1864 -- 150 years ago: Charles M. Osborn of this city, a lawyer of prominence, who voted for Lincoln in 1860 is now out strong for McClellan and will take the stump for him.
1889 -- 125 years ago: The George Fleming company had begun its dried fruit packing in a branch plant on 16th Street, Rock Island, employing nearly a hundred workers.
1914 -- 100 years ago: The cornerstone of the new Eagles home was laid. Building committee members were John Kobeman, Fred Ehmke and Frank Wich.
1939 -- 75 years ago: Former Kaiser Wilhelm, in exile, is sad as the Nazis march with communists.
1964 -- 50 years ago: Ninety-two members of the acappella choir at Davenport's West High School today accepted an invitation to perform at the New York World's Fair on June 13, 1965.
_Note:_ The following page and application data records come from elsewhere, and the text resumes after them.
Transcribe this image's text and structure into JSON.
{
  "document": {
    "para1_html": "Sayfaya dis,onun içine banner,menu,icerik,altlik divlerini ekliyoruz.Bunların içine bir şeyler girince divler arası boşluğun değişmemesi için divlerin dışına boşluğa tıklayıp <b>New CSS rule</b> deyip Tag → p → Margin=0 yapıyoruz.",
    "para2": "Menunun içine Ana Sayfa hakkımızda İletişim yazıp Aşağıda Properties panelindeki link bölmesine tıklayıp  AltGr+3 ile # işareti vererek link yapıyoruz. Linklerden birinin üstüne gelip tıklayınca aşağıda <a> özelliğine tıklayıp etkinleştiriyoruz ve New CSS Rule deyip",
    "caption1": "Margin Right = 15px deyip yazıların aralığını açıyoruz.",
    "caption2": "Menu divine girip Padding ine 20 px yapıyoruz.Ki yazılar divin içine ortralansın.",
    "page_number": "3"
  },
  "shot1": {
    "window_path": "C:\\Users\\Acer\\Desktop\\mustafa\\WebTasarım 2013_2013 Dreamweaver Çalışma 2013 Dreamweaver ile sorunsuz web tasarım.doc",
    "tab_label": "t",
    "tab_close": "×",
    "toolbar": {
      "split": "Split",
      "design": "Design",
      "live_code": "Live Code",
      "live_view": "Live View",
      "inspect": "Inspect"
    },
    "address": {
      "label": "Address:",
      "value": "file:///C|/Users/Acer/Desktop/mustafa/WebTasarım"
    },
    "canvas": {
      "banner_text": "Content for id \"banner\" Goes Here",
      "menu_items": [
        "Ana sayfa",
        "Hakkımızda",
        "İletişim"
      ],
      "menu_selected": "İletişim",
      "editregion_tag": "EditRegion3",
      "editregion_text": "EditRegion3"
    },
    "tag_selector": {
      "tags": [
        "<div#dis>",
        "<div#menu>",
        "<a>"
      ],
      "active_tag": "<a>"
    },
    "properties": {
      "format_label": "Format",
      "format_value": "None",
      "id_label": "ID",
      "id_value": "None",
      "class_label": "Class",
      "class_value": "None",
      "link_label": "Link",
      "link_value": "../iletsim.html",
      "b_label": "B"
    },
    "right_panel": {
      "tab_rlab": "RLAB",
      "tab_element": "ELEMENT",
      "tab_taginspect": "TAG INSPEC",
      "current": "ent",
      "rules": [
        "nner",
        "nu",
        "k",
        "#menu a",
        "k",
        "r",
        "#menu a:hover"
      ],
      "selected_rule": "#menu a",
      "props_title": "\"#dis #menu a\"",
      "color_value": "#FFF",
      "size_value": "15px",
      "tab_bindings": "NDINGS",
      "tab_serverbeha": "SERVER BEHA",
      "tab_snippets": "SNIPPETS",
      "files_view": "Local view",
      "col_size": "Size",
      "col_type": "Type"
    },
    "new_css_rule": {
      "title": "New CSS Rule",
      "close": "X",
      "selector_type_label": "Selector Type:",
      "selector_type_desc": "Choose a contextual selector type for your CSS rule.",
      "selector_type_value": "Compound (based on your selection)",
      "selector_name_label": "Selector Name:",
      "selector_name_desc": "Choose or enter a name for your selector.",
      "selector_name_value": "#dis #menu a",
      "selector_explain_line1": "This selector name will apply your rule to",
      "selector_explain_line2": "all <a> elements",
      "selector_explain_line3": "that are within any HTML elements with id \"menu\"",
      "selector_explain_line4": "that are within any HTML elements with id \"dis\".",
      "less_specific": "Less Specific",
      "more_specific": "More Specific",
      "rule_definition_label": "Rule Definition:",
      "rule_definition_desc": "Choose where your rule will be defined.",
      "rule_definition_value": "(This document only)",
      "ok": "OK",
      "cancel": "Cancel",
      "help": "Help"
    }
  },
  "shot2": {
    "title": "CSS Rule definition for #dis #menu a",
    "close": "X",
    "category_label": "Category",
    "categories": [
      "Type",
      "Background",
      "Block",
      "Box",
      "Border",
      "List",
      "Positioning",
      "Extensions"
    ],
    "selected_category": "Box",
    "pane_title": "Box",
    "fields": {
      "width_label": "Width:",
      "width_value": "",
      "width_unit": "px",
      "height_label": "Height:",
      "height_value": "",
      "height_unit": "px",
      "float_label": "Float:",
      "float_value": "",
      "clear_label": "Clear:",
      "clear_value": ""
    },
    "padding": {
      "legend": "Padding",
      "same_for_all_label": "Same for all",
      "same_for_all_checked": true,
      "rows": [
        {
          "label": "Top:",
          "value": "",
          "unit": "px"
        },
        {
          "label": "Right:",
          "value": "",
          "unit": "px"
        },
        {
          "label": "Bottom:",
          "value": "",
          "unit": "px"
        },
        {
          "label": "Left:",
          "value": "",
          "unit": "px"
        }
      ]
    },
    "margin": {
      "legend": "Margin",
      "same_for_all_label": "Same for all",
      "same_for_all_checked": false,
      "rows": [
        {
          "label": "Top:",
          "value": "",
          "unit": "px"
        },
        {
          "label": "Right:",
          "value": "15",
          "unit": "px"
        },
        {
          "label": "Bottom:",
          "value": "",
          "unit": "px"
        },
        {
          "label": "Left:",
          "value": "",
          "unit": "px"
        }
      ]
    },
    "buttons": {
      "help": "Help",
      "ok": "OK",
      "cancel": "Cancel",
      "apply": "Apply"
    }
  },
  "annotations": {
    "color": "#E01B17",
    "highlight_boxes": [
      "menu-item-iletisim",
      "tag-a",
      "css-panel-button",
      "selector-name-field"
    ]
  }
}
1989 -- 25 years ago: A Rock Island woman is one of 50 winners of $10,000 in cash in the Illinois State Lottery's "Celebration "89" instant ticket game. Dawn Loeffler was the third winner to be chosen through daily drawings that began Aug. 28 and will run 50 consecutive days.






(More History)